Task to complete
Print the records again, matching each line exactly.

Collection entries
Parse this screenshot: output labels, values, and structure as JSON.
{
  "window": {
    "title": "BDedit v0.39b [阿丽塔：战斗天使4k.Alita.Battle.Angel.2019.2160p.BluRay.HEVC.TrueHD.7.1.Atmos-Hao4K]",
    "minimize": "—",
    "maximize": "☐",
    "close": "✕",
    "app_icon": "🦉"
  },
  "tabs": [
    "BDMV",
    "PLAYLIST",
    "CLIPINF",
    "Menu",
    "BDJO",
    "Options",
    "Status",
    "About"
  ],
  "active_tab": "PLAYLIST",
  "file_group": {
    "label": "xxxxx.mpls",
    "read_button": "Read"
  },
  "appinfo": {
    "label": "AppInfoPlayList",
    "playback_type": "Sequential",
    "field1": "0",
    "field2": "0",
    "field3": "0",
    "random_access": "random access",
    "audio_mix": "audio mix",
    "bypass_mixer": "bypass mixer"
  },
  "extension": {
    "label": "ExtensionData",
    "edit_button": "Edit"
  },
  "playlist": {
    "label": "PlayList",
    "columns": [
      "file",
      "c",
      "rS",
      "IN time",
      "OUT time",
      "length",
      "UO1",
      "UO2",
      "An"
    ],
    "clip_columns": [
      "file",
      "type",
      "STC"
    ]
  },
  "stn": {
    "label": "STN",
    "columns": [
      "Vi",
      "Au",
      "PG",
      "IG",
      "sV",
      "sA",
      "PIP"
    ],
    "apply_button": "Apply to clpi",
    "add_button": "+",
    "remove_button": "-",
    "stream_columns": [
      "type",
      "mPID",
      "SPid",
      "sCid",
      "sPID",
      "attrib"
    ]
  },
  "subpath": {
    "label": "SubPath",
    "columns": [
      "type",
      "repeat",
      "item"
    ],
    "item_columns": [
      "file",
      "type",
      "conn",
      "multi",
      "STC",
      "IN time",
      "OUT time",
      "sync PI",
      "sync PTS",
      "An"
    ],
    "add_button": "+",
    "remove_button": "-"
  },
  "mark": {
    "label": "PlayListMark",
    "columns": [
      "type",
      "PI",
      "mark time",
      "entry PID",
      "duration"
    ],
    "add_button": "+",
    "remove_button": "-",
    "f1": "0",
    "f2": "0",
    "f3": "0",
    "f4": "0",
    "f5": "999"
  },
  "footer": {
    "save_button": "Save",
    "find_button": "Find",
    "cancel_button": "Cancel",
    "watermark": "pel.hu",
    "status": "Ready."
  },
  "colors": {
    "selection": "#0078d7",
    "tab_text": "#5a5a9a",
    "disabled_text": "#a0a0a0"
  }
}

Answer space
Parse this screenshot: output labels, values, and structure as JSON.
{
  "window": {
    "title": "BDedit v0.39b [阿丽塔：战斗天使4k.Alita.Battle.Angel.2019.2160p.BluRay.HEVC.TrueHD.7.1.Atmos-Hao4K]",
    "minimize": "—",
    "maximize": "☐",
    "close": "✕",
    "app_icon": "🦉"
  },
  "tabs": [
    "BDMV",
    "PLAYLIST",
    "CLIPINF",
    "Menu",
    "BDJO",
    "Options",
    "Status",
    "About"
  ],
  "active_tab": "PLAYLIST",
  "file_group": {
    "label": "xxxxx.mpls",
    "read_button": "Read"
  },
  "appinfo": {
    "label": "AppInfoPlayList",
    "playback_type": "Sequential",
    "field1": "0",
    "field2": "0",
    "field3": "0",
    "random_access": "random access",
    "audio_mix": "audio mix",
    "bypass_mixer": "bypass mixer"
  },
  "extension": {
    "label": "ExtensionData",
    "edit_button": "Edit"
  },
  "playlist": {
    "label": "PlayList",
    "columns": [
      "file",
      "c",
      "rS",
      "IN time",
      "OUT time",
      "length",
      "UO1",
      "UO2",
      "An"
    ],
    "clip_columns": [
      "file",
      "type",
      "STC"
    ]
  },
  "stn": {
    "label": "STN",
    "columns": [
      "Vi",
      "Au",
      "PG",
      "IG",
      "sV",
      "sA",
      "PIP"
    ],
    "apply_button": "Apply to clpi",
    "add_button": "+",
    "remove_button": "-",
    "stream_columns": [
      "type",
      "mPID",
      "SPid",
      "sCid",
      "sPID",
      "attrib"
    ]
  },
  "subpath": {
    "label": "SubPath",
    "columns": [
      "type",
      "repeat",
      "item"
    ],
    "item_columns": [
      "file",
      "type",
      "conn",
      "multi",
      "STC",
      "IN time",
      "OUT time",
      "sync PI",
      "sync PTS",
      "An"
    ],
    "add_button": "+",
    "remove_button": "-"
  },
  "mark": {
    "label": "PlayListMark",
    "columns": [
      "type",
      "PI",
      "mark time",
      "entry PID",
      "duration"
    ],
    "add_button": "+",
    "remove_button": "-",
    "f1": "0",
    "f2": "0",
    "f3": "0",
    "f4": "0",
    "f5": "999"
  },
  "footer": {
    "save_button": "Save",
    "find_button": "Find",
    "cancel_button": "Cancel",
    "watermark": "pel.hu",
    "status": "Ready."
  },
  "colors": {
    "selection": "#0078d7",
    "tab_text": "#5a5a9a",
    "disabled_text": "#a0a0a0"
  }
}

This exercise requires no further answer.